If you believe you own a lemon vehicle, it is imperative to hire an attorney immediately. By starting your claim sooner rather than later, more money can be returned, and more favorable terms negotiated than would otherwise be achievable. Lemon law attorneys typically possess more expertise in finding solutions than independent parties can alone.
No two lemon law cases take the same timeframe to resolve, as each circumstance differs significantly. An experienced attorney should be able to settle yours within 90 days; some cases take longer and even go to trial.
How do I find an attorney?
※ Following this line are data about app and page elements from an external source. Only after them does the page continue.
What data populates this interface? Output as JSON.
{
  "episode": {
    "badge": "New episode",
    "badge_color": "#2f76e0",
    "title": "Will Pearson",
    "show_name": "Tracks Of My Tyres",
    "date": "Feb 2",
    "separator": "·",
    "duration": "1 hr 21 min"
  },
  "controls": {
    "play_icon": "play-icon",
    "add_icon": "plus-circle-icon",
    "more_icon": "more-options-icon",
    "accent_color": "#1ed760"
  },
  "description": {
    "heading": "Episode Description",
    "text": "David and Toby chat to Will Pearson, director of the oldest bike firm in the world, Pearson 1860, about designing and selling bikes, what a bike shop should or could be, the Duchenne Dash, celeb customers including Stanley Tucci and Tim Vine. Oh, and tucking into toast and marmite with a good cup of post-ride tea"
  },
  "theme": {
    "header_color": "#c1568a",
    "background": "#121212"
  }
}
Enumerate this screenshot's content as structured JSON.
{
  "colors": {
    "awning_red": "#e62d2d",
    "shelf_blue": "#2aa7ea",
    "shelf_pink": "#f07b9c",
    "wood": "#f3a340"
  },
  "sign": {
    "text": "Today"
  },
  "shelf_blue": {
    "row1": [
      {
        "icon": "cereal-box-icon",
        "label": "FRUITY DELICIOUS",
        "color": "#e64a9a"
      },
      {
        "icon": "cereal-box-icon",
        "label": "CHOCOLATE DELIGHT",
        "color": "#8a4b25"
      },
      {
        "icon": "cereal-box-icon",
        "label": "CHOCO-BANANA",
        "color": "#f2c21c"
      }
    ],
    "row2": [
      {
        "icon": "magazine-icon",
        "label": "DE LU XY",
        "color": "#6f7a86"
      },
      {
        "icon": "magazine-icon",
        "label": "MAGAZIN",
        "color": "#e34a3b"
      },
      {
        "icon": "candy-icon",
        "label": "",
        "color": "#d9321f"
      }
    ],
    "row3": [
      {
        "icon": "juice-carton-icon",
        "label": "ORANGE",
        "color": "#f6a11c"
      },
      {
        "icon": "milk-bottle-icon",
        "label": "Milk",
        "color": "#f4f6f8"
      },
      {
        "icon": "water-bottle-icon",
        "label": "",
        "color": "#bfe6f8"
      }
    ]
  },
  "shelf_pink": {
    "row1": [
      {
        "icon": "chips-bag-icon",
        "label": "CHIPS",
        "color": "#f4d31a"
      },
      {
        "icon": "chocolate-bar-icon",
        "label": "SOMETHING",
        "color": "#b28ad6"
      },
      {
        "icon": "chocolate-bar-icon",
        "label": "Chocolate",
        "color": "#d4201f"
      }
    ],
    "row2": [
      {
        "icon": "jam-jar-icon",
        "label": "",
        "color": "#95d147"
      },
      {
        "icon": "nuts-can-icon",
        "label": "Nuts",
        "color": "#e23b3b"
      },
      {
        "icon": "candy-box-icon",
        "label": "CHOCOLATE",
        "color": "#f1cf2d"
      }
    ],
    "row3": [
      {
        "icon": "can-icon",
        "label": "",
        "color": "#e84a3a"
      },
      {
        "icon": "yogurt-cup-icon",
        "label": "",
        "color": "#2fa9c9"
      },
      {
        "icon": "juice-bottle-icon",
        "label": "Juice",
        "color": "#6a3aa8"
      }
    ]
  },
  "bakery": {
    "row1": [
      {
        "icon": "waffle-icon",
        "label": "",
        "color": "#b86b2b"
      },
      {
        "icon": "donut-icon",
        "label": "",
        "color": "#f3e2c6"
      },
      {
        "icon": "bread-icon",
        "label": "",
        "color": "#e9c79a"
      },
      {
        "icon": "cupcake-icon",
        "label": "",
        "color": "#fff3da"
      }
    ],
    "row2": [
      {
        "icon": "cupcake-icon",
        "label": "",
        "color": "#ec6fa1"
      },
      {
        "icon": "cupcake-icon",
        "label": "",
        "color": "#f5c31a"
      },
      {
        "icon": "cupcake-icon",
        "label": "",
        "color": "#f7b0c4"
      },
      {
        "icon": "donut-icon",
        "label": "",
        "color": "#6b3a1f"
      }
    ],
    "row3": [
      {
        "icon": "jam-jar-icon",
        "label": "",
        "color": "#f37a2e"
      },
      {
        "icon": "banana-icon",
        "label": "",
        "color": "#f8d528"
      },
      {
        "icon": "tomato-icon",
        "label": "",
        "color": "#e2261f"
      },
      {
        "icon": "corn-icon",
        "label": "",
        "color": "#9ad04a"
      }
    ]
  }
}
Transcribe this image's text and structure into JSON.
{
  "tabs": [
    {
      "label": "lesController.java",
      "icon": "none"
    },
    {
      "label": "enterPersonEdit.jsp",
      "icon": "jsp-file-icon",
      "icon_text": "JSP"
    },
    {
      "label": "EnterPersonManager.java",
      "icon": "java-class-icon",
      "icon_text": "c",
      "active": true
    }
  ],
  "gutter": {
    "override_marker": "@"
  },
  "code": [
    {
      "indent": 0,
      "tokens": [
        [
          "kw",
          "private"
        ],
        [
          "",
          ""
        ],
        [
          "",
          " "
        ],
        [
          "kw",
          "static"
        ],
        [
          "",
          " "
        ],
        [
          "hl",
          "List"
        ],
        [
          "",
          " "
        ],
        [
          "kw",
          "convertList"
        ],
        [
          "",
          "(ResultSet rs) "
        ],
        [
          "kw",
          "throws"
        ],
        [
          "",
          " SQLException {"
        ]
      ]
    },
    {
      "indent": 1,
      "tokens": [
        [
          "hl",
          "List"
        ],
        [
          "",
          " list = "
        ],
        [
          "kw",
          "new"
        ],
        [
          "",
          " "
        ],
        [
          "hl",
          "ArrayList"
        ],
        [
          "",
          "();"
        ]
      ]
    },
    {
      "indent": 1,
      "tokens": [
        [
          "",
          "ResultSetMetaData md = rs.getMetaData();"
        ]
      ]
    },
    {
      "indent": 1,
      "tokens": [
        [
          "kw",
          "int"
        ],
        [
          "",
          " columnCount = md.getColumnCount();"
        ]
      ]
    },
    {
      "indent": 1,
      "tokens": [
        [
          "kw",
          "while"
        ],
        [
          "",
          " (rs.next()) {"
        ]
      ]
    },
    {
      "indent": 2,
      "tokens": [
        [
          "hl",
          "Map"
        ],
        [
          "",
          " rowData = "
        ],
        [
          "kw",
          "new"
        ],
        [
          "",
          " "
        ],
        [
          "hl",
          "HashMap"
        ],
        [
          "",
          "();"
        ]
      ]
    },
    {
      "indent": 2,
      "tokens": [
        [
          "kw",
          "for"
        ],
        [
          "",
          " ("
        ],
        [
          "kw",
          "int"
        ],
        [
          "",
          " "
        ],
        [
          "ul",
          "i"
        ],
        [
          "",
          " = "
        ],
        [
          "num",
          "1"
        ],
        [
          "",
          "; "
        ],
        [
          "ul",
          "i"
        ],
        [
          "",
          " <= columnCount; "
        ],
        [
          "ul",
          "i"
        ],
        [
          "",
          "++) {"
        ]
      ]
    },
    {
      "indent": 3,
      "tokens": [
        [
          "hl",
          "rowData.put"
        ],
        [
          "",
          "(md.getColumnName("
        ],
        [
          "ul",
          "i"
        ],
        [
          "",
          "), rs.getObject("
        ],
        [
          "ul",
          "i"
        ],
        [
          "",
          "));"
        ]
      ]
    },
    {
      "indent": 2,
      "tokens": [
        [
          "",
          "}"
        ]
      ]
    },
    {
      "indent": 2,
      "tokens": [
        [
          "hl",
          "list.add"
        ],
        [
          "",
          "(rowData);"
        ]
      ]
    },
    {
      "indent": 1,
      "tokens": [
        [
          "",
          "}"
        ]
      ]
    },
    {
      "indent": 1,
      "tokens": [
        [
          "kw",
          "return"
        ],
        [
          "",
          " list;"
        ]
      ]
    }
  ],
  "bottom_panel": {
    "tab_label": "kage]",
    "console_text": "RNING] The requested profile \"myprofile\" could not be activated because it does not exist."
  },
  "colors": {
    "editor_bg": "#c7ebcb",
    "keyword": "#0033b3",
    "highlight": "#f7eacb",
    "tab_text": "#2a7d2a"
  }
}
Finding an attorney should be easy: whether through word of mouth from friends and family or researching Lemon Law firms online. When searching, select firms with excellent credentials for managing Lemon Law claims; those that offer free consultations to discuss your case and can tell if there’s any chance they believe that a claim exists and an estimate as to its resolution timeframe will give the best results.
Our clients often opt to pursue their Lemon Law claims via arbitration rather than court, but sometimes this may be necessary, and we can assist in choosing the most effective route. Should your case require litigation, rest assured that our experienced lawyers know precisely what steps must be taken for optimal outcomes in court proceedings.
California’s strong lemon laws could grant compensation if you have purchased a vehicle, trailer, or boat with significant defects that have been returned multiple times to its manufacturer for repairs. To qualify under these laws, your vessel must exhibit significant nonconformities which significantly impair its use, value, or safety; that is, persistent after reasonable repair attempts are attempted and persistently prevent proper function of its use, value, or safety features.
Manufacturers and their lawyers understand the strength and popularity of California’s Lemon Laws, so they often attempt to deceive consumers into settling their claims without an attorney. One common tactic is persuading them to waive their legal rights to mandatory arbitration by signing an arbitration agreement document. Usually, this tactic only increases attorney fees while hindering your case.
ATRA President Tiger Joyce addresses this concerning trend in an ATRA post on their website, which can be read here. ATRA strives to fight for consumers by reforming lemon law processes so that manufacturers will replace or repurchase vehicles with significant defects at no cost and refund any incidental fees to customers.